In foreign angst, Stückemarkt playwright Konradin Kunze sets a German sort-of journalist in a sort-of Arabic country, war-torn and rundown and, simply put, not the way Kunze’s protagonist imagined it. The play explores the German „Angst“ (fear) of what’s strange to us, but Kunze says you can pronounce the title any way you like – although an English „foreign“ and German „Angst“ fits the piece’s multilingual leanings. After the reading of his play I talked with Kunze via Skype, that faithful friend that so often accompanies us when we travel far from home.
Warning: German ahead!
Below are some tidbits about Kunze and his work that didn’t fit into our Skype interview.
1. How did you start doing what it is you’re doing? „I came to playwriting by accident,“ Kunze explained at the writers‘ panel. First an actor, he’d get ideas for things he wanted to direct; and because he was an actor, he had the contacts and the infrastructure to actually do it. Playwriting came one step after directing; foreign angst is Kunze’s first play written without a specific, pre-planned performance.
2. Where does your work come from? Experiences are important, and traveling, traveling, traveling is one of Kunze’s attempts to build up experiences. There’s a success record, too. Though certainly not autobiographical, foreign angst was inspired by an encounter Kunze had when he and his girlfriend were robbed in India. „What can you write about if you don’t have experiences?“
3. What are important themes in this particular piece? Foreignness/strangeness, misunderstanding, greed, helplessness, guilt, privilege.
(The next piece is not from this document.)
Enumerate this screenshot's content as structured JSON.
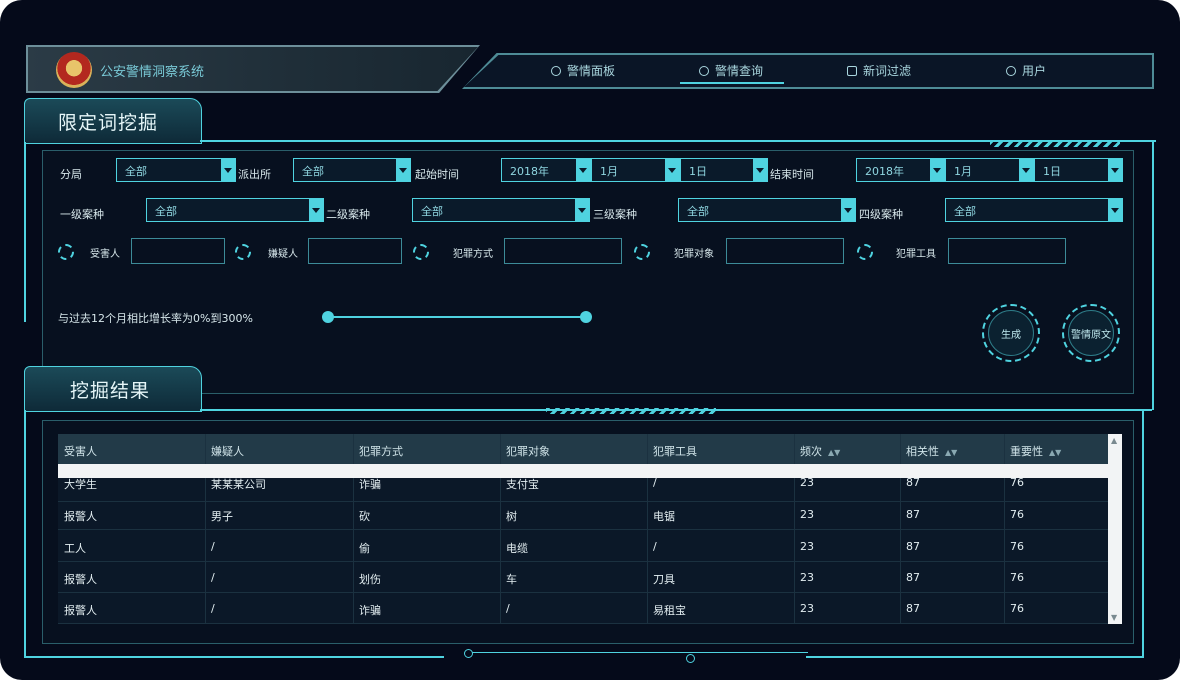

4. Concrete biographical information, please! Kunze was born in Freiburg in 1977, studied acting at the School of Music and Theatre in Hanover and is a graduate of the European Animation Masterclass at the International Academy of Media and Arts, Halle. He has acted in over 40 productions in Freiburg, Hanover, Bremen and Hamburg. As a playwright he has featured in the following plays, some of which he has also directed himself: ‘Playback Life’ (2003), ‘Days different … nights too’ (2005, both together with Klaus Schumacher), ‘Paradise Now’ (2008, world premiere Junges Schauspielhaus Hamburg), ‘foreign angst’ (2010) and ‘A Small, Small World’ (2011, together with Sophia Stepf, world premiere Goethe-Institut Dhaka, Bangladesch). Other directing credits include ‘NippleJesus’ (2006) and ‘Bombel’ (world premiere 2009, Theater Plauen-Zwickau); he is currently directing ‘The Thirsty Ones’ by Wajdi Mouawad, which will premiere in April at Theater Bremen. From 2008 to 2010 he wrote and directed a number of film shorts, which were presented at various festivals. Kunze currently lives in Berlin and India.